Anyone over UNC: At least not until the Elite 8. You have to be physical to knock off the Tar Heels. I think you have to be tough and physical defensively to beat the Heels. The only team that they'll face that fits that criteria before Kansas is Alabama, and Alabama just doesn't have the horses to run with UNC. Of course, saying this means that UNC will lose to Temple in the Sweet 16. Just watch.
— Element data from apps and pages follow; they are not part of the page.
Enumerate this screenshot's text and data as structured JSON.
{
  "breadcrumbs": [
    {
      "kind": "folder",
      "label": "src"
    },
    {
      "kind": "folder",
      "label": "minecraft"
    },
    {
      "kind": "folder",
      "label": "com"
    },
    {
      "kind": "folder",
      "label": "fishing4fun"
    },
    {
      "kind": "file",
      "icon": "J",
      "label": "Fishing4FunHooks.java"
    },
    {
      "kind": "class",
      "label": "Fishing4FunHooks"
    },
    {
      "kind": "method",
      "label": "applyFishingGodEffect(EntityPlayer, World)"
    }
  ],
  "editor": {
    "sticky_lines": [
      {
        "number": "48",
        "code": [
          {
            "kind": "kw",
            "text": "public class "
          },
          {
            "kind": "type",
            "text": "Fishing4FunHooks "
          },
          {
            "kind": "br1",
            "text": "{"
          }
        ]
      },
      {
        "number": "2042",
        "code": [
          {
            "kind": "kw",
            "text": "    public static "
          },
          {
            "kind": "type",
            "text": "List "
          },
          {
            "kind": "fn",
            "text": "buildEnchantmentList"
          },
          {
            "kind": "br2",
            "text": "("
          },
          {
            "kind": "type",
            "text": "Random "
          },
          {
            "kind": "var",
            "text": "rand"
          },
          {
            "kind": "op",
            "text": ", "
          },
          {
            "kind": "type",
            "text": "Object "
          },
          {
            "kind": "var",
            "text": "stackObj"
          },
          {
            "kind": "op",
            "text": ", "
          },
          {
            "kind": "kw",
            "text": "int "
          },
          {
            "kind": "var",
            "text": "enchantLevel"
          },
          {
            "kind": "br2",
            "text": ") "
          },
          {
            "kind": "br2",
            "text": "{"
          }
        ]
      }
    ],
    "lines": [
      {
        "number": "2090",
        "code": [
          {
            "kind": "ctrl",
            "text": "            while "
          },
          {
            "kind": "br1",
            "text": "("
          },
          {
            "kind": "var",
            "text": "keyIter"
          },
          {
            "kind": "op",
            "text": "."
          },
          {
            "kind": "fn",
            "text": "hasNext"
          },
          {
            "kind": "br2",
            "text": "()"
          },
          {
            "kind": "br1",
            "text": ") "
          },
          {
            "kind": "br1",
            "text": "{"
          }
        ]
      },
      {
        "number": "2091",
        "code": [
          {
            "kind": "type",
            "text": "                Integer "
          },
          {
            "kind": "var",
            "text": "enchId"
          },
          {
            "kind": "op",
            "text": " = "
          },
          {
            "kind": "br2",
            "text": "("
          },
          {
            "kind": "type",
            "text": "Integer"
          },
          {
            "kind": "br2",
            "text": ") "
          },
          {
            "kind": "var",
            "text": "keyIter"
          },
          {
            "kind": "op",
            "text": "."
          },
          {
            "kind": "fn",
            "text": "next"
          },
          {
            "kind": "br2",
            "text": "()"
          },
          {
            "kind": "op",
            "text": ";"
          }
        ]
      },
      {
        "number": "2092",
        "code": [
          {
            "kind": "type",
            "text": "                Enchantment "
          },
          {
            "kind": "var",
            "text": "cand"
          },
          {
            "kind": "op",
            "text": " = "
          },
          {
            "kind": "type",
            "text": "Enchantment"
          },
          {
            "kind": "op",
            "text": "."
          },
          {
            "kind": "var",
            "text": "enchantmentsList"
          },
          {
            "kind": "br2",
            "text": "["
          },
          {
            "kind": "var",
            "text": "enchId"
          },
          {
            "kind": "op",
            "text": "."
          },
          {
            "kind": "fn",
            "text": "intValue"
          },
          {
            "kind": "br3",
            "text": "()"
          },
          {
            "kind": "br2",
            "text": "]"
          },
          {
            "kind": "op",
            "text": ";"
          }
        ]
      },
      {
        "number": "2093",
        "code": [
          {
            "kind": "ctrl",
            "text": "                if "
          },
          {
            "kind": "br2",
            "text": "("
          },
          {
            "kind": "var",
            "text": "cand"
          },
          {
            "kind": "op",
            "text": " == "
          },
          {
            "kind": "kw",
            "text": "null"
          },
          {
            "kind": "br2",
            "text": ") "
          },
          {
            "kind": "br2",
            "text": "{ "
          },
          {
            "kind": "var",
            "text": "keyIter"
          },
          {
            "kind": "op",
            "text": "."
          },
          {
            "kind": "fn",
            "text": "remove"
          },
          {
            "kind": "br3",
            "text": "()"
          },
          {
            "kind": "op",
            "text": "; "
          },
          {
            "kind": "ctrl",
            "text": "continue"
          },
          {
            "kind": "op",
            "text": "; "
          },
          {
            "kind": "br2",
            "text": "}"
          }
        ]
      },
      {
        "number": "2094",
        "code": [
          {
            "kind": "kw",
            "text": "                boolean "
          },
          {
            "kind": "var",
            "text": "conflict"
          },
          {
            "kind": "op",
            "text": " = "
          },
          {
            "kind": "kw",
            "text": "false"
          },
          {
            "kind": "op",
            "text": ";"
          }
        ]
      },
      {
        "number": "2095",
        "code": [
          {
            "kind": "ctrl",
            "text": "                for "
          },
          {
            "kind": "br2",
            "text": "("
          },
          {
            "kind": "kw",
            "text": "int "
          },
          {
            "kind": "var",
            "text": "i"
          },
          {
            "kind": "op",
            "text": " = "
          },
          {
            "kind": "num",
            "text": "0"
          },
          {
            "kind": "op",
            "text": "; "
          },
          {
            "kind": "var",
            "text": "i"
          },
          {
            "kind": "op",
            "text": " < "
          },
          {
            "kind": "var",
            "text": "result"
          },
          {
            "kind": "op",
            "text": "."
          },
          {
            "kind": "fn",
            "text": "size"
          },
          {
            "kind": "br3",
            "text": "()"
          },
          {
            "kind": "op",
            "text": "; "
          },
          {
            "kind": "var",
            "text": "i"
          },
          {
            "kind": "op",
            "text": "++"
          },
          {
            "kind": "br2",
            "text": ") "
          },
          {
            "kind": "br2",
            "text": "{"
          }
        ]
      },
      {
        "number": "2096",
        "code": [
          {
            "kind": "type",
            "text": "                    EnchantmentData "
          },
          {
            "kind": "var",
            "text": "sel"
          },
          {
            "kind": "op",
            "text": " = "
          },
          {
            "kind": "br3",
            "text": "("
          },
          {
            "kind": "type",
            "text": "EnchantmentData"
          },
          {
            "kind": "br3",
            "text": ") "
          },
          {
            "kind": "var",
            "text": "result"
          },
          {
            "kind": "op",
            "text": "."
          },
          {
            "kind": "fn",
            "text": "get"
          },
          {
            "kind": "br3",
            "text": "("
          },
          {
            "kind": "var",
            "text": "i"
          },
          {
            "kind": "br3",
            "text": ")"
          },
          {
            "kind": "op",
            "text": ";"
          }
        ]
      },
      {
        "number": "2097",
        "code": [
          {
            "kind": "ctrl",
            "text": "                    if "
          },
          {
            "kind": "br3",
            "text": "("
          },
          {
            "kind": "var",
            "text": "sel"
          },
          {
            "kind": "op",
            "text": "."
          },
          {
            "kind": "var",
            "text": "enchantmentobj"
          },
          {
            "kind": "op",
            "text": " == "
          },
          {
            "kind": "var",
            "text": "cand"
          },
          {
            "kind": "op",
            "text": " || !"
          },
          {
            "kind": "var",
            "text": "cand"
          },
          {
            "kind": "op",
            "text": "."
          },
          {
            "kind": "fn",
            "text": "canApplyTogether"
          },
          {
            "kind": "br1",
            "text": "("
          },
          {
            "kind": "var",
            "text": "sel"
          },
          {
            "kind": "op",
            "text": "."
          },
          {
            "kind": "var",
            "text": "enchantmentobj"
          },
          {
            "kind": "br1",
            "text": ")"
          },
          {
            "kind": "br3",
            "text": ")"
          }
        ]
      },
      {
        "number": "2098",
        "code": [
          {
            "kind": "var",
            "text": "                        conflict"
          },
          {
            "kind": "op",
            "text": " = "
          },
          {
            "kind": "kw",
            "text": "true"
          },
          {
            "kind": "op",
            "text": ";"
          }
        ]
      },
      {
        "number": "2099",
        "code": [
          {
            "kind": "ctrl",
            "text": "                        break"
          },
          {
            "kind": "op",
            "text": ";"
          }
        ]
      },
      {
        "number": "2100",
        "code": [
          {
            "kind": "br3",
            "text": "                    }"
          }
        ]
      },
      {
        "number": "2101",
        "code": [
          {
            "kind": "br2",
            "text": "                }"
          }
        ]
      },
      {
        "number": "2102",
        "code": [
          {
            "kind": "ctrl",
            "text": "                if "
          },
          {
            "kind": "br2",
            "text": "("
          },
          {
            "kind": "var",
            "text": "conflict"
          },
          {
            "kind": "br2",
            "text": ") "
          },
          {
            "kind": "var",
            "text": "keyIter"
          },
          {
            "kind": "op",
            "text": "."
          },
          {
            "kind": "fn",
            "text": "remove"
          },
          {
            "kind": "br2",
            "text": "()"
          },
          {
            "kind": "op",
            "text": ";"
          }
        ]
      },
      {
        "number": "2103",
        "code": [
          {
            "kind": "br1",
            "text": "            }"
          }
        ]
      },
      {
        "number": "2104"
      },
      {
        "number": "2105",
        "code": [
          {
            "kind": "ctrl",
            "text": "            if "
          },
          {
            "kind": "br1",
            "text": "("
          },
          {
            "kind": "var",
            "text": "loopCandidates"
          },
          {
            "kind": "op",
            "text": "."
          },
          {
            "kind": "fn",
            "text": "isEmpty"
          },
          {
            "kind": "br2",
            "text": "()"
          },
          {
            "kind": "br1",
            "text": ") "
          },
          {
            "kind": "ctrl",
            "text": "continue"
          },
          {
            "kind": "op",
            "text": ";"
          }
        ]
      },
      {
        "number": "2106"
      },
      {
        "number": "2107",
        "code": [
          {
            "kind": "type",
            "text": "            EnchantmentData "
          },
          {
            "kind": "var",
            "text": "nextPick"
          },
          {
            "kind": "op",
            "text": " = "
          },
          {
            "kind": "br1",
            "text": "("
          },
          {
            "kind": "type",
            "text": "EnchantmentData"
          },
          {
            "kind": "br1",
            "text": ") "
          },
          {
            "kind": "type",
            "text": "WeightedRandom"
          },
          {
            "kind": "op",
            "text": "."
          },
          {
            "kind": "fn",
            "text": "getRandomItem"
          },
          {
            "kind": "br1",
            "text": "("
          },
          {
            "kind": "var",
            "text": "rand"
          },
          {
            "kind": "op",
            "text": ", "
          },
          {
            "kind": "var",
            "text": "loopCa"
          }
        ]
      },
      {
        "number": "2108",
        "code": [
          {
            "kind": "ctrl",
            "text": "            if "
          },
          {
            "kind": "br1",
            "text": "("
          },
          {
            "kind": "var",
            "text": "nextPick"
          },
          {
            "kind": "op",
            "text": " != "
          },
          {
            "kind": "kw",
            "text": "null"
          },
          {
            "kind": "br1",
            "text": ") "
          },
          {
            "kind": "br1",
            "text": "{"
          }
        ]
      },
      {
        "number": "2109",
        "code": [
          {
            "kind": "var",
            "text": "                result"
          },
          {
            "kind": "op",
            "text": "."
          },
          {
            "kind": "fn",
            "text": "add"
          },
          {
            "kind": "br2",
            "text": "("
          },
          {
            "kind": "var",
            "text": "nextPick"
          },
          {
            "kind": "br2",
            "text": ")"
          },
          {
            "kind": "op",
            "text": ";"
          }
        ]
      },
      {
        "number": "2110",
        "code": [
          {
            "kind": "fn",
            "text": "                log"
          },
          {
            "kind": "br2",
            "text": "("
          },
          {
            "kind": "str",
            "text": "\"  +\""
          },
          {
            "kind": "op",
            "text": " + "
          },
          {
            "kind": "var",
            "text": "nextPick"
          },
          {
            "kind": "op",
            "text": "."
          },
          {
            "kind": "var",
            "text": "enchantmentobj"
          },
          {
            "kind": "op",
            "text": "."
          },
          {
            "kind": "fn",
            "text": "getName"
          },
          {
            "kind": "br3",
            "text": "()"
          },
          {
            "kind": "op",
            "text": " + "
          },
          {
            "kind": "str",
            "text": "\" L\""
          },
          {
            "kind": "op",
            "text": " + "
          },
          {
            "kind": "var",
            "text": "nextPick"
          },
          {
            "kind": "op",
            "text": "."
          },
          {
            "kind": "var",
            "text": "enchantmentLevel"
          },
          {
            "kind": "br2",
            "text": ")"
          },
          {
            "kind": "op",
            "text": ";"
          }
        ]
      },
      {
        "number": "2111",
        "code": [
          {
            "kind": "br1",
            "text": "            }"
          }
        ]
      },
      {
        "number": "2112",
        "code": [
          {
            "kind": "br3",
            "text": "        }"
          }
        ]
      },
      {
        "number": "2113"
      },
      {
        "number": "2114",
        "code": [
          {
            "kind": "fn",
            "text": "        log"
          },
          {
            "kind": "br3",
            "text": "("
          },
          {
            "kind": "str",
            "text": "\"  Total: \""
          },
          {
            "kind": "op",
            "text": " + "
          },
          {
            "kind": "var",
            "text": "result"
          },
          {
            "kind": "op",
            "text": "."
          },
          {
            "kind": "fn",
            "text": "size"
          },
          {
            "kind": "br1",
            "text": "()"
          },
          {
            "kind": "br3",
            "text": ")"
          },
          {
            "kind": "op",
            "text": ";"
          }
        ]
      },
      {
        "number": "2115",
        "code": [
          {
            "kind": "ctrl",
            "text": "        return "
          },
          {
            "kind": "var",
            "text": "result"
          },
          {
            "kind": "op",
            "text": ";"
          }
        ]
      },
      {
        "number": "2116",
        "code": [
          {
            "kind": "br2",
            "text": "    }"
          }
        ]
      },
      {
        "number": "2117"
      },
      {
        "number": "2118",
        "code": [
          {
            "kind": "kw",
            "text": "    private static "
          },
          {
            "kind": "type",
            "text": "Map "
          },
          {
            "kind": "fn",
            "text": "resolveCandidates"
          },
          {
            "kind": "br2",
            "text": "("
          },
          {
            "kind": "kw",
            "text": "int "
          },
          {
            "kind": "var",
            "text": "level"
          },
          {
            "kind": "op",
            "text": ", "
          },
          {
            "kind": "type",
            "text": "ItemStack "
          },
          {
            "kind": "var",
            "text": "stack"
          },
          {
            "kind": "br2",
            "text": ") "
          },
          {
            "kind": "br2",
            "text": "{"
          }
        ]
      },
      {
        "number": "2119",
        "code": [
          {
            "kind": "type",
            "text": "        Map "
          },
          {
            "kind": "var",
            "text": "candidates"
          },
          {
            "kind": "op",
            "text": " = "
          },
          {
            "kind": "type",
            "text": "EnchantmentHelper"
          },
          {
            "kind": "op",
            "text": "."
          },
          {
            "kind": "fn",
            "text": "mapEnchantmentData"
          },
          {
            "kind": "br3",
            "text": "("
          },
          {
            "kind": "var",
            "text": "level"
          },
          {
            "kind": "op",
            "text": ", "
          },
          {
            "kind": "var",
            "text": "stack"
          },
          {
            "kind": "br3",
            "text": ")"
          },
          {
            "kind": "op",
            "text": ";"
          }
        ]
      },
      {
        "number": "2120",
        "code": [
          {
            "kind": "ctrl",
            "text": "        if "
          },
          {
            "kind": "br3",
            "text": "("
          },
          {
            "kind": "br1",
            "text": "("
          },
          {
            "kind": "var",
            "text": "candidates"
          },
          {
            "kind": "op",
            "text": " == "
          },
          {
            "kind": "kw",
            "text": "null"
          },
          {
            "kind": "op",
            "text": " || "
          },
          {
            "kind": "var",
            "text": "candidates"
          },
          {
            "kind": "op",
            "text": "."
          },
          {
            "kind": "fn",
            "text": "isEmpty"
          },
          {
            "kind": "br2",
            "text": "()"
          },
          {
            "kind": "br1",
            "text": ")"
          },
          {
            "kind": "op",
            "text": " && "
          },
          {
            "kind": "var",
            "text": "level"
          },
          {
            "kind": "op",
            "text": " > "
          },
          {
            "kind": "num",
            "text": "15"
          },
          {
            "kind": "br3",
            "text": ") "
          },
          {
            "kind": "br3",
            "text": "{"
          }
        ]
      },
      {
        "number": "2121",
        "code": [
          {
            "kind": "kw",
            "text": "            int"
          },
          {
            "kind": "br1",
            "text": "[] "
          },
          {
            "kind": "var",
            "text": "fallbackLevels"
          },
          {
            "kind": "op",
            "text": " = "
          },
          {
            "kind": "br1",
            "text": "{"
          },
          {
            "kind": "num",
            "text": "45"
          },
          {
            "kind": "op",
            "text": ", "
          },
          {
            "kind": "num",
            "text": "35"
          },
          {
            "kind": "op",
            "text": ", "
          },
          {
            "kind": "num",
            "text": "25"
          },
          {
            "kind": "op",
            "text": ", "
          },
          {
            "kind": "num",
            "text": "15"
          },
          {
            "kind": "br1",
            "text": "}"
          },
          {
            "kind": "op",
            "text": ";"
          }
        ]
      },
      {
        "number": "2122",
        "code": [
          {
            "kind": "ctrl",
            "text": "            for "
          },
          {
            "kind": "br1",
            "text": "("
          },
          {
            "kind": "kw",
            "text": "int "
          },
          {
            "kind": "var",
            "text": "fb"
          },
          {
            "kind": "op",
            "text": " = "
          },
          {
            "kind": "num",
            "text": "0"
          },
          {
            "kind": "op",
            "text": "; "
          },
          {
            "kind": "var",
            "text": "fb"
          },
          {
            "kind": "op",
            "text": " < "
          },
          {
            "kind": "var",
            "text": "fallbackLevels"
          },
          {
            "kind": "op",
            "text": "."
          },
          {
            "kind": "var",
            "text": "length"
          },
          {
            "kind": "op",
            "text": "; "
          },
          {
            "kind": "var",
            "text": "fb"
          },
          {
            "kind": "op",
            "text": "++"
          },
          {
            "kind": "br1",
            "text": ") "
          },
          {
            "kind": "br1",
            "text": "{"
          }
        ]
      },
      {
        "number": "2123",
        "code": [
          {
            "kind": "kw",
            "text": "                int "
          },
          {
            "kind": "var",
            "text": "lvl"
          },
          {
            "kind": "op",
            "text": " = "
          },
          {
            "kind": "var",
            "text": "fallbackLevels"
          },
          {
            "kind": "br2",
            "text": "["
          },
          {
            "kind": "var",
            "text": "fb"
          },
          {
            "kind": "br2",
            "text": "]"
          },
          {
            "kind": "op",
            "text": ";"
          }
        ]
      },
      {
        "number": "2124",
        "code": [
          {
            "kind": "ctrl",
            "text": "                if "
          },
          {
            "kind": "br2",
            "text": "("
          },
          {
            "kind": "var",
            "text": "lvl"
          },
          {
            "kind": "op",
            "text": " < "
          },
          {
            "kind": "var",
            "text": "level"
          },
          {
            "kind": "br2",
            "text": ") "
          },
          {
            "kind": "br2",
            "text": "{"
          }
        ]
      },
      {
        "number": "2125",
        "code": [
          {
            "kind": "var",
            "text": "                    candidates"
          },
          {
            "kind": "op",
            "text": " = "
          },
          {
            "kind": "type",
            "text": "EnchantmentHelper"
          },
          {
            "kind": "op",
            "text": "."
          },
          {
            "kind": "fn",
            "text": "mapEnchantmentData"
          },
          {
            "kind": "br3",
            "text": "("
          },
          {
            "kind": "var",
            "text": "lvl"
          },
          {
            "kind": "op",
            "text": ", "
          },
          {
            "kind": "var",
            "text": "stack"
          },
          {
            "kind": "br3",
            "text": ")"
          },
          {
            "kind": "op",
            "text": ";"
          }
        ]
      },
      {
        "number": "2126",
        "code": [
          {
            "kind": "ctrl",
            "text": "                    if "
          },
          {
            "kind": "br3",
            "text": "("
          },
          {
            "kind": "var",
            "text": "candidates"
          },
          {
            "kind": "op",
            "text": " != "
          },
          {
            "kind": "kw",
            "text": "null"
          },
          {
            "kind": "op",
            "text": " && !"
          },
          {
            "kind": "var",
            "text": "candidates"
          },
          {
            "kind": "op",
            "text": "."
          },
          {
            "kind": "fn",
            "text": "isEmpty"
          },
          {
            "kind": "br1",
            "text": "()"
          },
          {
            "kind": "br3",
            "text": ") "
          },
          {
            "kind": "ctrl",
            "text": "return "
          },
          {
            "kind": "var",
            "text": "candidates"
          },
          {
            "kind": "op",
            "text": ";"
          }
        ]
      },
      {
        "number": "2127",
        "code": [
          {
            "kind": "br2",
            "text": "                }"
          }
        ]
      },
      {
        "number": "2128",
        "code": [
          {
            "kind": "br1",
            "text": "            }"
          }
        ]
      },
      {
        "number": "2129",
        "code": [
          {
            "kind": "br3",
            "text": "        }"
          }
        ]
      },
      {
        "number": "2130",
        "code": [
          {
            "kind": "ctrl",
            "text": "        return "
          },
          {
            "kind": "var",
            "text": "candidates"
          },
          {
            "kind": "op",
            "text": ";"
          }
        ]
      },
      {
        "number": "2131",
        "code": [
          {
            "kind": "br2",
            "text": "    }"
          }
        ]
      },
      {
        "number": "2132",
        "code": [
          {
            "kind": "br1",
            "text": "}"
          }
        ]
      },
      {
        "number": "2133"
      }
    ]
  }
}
Five players you should know:
  1. DJ Cooper, Ohio: He's small. He's left-handed. He plays for Ohio. And when he was a freshman, he had 23 points and eight assists against Georgetown in a first round upset. He's legit.
  2. Matthew Dellavedova, St. Mary's: Dellavedova is one of the least-talked about great point guards in the country. He shoots funny, he runs awkwardly and he has a big, ole' mouthguard in at all times, but if you doubt him, he'll go for 25 and 10 assists.
  3. Jamaal Franklin, SDSU: He was the MWC's Player of the Year, and rightfully so. A 6'5" wing, he nearly averaged a double-double in league play. And I guarantee he'll posterize someone in the tournament.
  4. Kerron Johnson, Belmont: If Belmont does happen to beat Georgetown, Johnson is going to play a major role. Another diminutive, lefty point guard, Johnson was actually named Alabama's Mr. Basketball in 2009, the year that Eric Bledsoe and DeMarcus Cousins graduated.
  5. Ray McCallum, Detroit: He was a McDonald's All-American in high school that went to Detroit to play for his father. If Detroit has any chance against Kansas, it will be because McCallum goes off.

1 comment:

Anonymous said...

Wow you were really awful. You might want to go back and read some of the bs you write. You picked SDSU over NC State... really? Do you even watch basketball, or do you just read the box scores at the end of the game?